ACTIVITY:
Please copy every line with the string "gasycp" from the entries below.

(Items listed in a dataset)
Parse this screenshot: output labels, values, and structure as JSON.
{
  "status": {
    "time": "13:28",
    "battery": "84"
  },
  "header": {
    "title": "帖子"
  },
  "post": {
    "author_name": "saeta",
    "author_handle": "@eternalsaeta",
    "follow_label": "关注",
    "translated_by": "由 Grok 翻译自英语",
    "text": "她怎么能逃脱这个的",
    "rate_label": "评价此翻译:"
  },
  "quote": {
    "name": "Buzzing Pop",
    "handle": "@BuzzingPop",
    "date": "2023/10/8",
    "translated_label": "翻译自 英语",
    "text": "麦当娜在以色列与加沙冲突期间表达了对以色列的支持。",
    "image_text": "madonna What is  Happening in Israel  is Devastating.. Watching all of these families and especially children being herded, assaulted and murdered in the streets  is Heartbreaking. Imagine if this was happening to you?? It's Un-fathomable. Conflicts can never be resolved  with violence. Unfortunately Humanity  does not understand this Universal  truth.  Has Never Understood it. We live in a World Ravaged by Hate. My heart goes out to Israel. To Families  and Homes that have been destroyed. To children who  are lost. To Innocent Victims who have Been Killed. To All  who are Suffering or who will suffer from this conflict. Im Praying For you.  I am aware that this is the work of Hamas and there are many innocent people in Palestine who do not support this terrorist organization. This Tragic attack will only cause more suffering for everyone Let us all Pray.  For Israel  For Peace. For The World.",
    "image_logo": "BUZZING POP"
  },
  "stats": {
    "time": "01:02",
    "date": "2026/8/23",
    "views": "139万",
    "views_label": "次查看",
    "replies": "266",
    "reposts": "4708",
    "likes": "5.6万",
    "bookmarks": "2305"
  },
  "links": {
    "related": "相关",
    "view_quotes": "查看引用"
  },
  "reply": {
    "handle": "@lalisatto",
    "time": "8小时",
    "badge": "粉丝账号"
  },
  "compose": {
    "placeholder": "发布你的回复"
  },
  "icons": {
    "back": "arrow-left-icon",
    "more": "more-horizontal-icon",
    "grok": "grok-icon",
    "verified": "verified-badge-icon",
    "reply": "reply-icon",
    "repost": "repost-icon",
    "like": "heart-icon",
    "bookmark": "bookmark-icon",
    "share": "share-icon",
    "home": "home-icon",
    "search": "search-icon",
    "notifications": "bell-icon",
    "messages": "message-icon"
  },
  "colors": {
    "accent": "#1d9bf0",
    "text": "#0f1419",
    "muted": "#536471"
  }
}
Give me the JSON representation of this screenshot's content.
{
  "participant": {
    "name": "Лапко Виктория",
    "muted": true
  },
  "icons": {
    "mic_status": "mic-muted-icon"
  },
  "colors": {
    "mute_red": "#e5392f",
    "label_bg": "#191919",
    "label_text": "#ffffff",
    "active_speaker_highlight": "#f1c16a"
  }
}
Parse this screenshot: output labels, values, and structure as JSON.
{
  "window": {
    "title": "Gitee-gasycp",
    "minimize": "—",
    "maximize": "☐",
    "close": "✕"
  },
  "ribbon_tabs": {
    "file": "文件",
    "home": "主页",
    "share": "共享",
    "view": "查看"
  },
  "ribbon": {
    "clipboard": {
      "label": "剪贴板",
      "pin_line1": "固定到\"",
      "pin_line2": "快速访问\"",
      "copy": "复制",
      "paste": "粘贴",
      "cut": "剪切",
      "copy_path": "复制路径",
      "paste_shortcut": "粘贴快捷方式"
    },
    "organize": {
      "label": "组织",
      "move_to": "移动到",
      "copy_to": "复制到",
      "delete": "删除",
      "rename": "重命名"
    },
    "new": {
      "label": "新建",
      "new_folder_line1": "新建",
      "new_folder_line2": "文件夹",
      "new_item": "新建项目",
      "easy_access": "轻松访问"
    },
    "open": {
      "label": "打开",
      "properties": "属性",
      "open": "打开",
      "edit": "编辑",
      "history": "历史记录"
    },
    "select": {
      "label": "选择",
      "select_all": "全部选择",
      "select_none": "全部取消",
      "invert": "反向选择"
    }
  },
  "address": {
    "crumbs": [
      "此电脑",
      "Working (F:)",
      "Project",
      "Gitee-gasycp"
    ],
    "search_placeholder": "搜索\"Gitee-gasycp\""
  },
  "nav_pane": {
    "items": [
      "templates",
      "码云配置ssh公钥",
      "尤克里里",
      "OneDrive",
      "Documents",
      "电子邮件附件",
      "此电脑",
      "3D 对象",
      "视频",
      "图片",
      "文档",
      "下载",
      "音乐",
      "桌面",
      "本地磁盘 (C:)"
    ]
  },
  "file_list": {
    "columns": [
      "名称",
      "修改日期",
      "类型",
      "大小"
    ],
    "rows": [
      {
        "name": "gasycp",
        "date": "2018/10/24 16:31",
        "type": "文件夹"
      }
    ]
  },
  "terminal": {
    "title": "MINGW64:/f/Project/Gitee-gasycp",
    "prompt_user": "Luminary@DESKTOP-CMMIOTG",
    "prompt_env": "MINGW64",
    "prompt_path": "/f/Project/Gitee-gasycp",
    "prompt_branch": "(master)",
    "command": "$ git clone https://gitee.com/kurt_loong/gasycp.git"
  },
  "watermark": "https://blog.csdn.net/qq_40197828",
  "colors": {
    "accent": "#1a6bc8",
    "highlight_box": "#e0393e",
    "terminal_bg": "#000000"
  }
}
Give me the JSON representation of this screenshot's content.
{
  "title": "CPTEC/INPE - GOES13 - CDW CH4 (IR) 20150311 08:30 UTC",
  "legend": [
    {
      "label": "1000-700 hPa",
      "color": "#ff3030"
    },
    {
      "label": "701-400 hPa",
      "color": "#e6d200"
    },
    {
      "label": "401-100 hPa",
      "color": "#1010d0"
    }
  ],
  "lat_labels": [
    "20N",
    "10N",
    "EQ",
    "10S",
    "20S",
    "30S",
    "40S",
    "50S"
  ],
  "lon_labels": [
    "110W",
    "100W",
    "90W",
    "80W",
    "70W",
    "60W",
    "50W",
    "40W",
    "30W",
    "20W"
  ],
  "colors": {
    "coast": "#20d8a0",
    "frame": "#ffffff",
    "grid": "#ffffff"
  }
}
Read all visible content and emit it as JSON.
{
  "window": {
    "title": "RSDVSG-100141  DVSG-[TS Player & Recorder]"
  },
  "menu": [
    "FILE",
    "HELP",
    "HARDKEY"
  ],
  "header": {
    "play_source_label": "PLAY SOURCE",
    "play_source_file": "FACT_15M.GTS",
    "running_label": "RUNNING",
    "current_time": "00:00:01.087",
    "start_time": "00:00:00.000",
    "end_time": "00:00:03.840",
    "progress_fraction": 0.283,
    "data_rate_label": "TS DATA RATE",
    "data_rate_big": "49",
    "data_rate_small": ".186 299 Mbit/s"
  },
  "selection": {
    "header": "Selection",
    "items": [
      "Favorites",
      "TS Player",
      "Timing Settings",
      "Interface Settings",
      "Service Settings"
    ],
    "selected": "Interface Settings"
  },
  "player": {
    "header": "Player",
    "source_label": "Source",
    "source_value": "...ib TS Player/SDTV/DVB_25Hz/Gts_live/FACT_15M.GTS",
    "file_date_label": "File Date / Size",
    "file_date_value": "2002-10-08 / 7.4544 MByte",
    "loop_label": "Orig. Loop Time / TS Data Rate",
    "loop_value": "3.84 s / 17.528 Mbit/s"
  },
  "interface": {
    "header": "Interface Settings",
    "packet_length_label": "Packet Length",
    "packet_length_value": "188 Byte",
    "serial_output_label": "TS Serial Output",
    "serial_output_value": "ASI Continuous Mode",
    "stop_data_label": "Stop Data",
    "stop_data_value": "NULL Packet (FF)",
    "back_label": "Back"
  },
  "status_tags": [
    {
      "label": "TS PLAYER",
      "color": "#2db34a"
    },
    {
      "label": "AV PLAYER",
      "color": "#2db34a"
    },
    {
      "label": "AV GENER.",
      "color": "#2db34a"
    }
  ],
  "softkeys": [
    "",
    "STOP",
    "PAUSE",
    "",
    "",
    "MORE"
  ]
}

TASK ANSWER:
    "title": "Gitee-gasycp",
      "Gitee-gasycp"
    "search_placeholder": "搜索\"Gitee-gasycp\""
        "name": "gasycp",
    "title": "MINGW64:/f/Project/Gitee-gasycp",
    "prompt_path": "/f/Project/Gitee-gasycp",
    "command": "$ git clone https://gitee.com/kurt_loong/gasycp.git"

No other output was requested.